▶ _ACTION ITEM_
Your answer should be the lines of the data below that contain "title".

▶ _RECORDED INFORMATION_
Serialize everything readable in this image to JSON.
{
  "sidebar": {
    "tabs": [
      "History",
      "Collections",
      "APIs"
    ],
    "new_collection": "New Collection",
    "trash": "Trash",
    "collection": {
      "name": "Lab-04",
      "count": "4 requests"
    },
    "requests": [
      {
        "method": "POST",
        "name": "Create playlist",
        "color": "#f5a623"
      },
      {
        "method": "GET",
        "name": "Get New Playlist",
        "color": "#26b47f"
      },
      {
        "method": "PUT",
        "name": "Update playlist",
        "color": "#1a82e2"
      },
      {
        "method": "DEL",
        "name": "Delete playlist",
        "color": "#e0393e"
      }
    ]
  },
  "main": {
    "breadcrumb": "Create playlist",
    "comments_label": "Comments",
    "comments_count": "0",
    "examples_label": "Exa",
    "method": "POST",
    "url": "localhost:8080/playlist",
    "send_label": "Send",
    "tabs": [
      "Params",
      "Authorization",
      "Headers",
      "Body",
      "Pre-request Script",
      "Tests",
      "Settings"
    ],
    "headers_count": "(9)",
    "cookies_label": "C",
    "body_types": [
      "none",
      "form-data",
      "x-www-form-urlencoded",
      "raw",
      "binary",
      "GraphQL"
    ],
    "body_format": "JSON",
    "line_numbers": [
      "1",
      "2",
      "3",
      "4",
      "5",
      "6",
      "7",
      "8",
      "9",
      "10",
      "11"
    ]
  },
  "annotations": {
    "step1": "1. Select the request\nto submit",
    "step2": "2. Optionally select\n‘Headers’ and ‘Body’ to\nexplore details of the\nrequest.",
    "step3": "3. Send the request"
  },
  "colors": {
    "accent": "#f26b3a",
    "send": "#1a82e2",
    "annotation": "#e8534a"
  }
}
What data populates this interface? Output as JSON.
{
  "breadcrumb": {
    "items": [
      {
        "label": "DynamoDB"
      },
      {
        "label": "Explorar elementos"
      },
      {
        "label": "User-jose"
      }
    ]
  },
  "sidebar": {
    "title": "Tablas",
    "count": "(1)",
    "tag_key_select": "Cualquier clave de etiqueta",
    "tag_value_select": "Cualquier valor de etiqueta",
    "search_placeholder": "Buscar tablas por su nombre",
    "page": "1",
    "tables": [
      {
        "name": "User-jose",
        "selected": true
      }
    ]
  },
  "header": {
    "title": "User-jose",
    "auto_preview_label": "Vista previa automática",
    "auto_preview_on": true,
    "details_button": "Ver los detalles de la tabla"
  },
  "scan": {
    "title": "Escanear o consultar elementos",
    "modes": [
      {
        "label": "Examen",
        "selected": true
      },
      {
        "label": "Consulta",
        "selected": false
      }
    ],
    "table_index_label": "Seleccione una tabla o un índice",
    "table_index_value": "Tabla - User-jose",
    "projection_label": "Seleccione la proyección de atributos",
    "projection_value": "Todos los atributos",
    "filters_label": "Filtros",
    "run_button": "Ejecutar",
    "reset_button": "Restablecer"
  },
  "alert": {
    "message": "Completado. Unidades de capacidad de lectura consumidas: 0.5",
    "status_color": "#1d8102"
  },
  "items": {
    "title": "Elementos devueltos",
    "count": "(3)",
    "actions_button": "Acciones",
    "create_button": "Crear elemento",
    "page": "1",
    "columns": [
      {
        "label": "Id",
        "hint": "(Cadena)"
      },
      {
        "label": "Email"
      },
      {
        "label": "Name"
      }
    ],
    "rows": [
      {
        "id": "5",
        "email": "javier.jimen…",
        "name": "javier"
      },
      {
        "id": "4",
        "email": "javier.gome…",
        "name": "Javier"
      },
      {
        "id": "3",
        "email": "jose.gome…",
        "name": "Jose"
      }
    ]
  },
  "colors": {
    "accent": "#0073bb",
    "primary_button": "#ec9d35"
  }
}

▶ _SOLUTION BELOW_
    "title": "Tablas",
    "title": "User-jose",
    "title": "Escanear o consultar elementos",
    "title": "Elementos devueltos",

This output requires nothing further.